*Instructions for the task*
Some lines below may hold the string "mention". Count them and give only the total.

*Exercise material*

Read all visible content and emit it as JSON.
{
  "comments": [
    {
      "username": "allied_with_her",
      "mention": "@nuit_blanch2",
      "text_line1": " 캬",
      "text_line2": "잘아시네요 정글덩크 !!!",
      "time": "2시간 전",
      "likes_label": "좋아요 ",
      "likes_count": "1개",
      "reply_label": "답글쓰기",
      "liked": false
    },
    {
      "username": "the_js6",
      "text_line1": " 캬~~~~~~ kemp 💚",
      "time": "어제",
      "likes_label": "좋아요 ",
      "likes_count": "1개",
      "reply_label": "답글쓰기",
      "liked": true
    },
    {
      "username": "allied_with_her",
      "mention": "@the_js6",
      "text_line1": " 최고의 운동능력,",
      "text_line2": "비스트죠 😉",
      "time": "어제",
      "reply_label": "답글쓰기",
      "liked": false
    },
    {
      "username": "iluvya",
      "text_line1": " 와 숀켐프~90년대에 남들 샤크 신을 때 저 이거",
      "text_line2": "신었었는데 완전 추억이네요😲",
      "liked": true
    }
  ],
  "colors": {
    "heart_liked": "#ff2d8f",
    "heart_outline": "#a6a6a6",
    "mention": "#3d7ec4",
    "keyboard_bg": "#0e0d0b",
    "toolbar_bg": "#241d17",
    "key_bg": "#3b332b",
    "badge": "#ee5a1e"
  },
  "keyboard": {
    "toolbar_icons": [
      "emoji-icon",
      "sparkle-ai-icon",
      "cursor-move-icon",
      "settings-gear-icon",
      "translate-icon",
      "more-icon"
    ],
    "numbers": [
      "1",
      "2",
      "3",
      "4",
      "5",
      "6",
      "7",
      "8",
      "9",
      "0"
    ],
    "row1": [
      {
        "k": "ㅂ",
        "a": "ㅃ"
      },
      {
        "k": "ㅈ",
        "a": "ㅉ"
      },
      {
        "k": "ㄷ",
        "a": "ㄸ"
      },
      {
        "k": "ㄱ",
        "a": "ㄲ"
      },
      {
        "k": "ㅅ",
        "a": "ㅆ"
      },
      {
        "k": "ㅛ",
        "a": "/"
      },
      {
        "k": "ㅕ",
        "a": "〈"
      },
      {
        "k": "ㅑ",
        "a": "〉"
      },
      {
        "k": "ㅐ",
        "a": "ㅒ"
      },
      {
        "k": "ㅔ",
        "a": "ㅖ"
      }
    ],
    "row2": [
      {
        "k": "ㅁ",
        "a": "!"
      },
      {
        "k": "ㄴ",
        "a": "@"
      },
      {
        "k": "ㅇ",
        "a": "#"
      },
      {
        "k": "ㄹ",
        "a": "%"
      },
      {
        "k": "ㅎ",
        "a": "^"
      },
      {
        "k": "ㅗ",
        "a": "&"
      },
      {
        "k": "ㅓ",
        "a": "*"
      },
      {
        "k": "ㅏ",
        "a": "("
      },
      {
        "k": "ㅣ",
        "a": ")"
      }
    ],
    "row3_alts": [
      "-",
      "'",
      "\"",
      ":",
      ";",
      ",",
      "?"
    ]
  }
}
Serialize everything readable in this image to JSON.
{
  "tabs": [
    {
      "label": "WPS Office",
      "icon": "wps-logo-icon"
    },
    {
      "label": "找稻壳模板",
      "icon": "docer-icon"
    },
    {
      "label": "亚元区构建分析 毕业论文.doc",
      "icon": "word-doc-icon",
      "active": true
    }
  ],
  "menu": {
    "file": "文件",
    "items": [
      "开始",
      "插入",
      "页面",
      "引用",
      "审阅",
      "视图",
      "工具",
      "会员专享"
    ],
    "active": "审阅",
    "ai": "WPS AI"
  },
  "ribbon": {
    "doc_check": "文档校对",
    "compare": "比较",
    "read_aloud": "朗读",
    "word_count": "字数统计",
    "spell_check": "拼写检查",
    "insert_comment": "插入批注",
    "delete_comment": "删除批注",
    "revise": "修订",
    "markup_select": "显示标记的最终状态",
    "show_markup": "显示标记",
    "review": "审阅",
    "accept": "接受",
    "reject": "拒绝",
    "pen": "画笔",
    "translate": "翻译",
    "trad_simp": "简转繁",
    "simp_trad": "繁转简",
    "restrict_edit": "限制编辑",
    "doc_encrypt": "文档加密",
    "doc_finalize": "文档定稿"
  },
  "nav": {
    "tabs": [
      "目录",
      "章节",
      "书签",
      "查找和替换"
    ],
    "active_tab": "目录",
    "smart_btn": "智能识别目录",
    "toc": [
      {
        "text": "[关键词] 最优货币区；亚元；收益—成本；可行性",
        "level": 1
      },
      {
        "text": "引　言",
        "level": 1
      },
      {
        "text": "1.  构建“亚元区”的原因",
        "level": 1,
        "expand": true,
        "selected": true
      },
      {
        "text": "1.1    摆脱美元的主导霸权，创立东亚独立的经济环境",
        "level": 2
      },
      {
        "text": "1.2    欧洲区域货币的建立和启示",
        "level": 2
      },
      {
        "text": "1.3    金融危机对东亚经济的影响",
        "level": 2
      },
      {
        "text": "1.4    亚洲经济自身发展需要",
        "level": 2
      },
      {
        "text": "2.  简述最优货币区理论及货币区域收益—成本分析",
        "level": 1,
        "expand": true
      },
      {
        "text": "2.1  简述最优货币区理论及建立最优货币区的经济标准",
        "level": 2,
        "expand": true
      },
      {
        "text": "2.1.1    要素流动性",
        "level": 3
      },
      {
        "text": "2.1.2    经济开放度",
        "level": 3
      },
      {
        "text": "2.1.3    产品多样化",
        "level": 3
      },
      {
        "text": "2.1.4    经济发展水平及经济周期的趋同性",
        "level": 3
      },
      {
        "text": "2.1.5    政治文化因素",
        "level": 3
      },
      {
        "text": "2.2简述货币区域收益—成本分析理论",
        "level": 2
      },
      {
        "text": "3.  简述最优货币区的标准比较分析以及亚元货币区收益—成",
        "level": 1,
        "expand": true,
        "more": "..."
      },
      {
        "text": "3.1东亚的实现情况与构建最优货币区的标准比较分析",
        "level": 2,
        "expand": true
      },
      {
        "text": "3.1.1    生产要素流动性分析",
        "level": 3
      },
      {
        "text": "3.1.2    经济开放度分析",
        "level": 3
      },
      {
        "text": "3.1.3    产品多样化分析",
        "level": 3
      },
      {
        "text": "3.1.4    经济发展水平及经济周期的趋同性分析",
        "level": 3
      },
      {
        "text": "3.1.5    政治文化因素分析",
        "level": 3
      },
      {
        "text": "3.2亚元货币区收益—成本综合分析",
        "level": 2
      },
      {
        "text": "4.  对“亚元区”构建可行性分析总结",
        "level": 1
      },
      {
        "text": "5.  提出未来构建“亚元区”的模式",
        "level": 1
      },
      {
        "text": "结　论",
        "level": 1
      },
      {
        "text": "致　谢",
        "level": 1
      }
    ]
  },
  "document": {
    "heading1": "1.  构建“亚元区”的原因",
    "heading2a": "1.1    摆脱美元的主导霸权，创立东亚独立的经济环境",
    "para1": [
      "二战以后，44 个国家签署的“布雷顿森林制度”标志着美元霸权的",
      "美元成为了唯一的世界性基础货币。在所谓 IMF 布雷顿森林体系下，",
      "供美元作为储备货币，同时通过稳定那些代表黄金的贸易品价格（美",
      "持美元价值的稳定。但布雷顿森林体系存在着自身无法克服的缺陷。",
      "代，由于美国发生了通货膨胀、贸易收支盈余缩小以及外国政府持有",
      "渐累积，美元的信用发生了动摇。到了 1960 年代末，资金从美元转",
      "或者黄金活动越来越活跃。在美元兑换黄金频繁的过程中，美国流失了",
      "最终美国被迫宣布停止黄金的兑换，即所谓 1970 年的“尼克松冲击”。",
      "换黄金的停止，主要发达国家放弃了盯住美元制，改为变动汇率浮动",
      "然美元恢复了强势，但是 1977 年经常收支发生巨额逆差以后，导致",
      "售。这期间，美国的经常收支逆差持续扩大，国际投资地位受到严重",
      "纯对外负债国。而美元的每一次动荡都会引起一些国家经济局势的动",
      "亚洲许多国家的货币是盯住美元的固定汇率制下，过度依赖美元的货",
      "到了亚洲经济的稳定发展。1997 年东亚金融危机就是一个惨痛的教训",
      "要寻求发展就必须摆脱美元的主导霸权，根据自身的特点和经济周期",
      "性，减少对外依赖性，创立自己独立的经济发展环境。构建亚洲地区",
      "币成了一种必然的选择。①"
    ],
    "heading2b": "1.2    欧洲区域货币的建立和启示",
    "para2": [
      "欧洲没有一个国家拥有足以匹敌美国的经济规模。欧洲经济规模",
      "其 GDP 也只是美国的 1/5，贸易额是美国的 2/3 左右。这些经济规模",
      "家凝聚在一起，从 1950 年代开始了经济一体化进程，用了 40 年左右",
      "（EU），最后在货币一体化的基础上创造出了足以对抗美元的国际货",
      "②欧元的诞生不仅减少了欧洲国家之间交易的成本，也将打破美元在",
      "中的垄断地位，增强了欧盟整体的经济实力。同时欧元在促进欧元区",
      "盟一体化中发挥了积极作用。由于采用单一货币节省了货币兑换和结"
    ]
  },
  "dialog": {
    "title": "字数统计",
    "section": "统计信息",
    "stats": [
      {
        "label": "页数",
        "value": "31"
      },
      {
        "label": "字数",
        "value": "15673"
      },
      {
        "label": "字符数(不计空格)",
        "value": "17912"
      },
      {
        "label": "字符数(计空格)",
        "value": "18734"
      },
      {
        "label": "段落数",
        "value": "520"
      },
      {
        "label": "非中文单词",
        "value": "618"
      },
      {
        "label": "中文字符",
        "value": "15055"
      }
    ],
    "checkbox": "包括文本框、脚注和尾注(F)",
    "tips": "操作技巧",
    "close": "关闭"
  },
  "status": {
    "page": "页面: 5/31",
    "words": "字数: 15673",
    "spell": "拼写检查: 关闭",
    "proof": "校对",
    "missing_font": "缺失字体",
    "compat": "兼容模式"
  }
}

*Response below*
3